_TASK ITEM:_ Find all lines with the word "icon" in the material, then copy them.

_MATERIALS PROVIDED:_
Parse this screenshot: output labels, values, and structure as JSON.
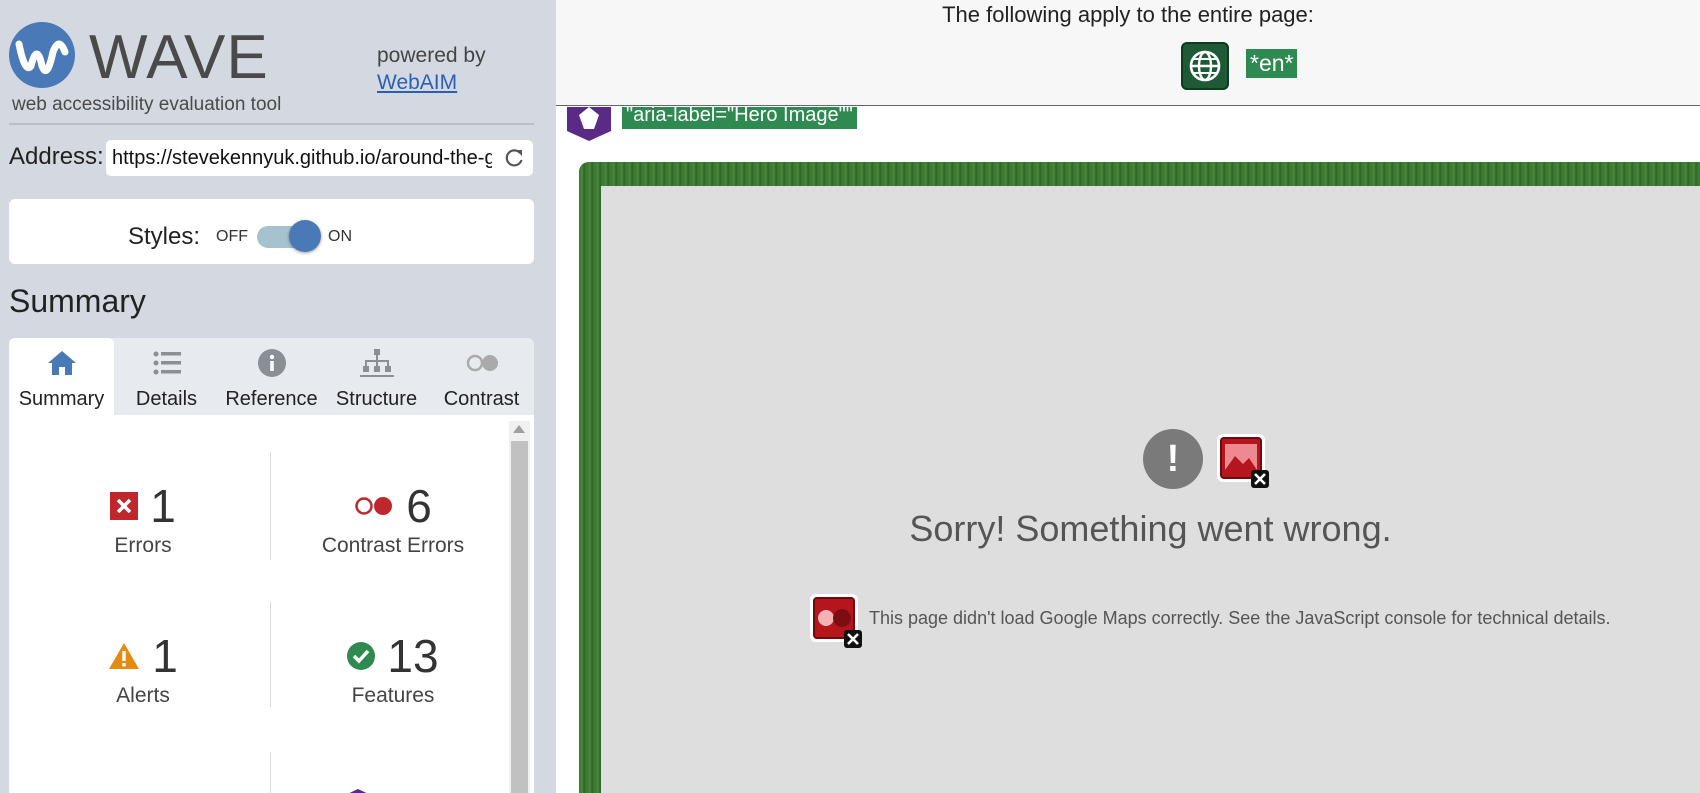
{
  "sidebar": {
    "logo_wordmark": "WAVE",
    "tagline": "web accessibility evaluation tool",
    "powered_by": "powered by",
    "webaim_link": "WebAIM",
    "address_label": "Address:",
    "address_value": "https://stevekennyuk.github.io/around-the-g",
    "styles_label": "Styles:",
    "styles_off": "OFF",
    "styles_on": "ON",
    "summary_heading": "Summary",
    "tabs": [
      {
        "label": "Summary",
        "icon": "home-icon",
        "active": true
      },
      {
        "label": "Details",
        "icon": "list-icon",
        "active": false
      },
      {
        "label": "Reference",
        "icon": "info-icon",
        "active": false
      },
      {
        "label": "Structure",
        "icon": "sitemap-icon",
        "active": false
      },
      {
        "label": "Contrast",
        "icon": "contrast-icon",
        "active": false
      }
    ],
    "stats": {
      "errors": {
        "count": "1",
        "label": "Errors"
      },
      "contrast_errors": {
        "count": "6",
        "label": "Contrast Errors"
      },
      "alerts": {
        "count": "1",
        "label": "Alerts"
      },
      "features": {
        "count": "13",
        "label": "Features"
      }
    }
  },
  "page": {
    "header_text": "The following apply to the entire page:",
    "lang_tag": "*en*",
    "aria_tag": "\"aria-label=\"Hero Image\"\"",
    "map_error_title": "Sorry! Something went wrong.",
    "map_error_detail": "This page didn't load Google Maps correctly. See the JavaScript console for technical details."
  },
  "colors": {
    "sidebar_bg": "#d4d9e1",
    "accent_blue": "#4a79b8",
    "error_red": "#c0272d",
    "alert_orange": "#e38b13",
    "feature_green": "#2f8a52",
    "aria_purple": "#5b2a86"
  }
}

_REPLY:_
        "icon": "home-icon",
        "icon": "list-icon",
        "icon": "info-icon",
        "icon": "sitemap-icon",
        "icon": "contrast-icon",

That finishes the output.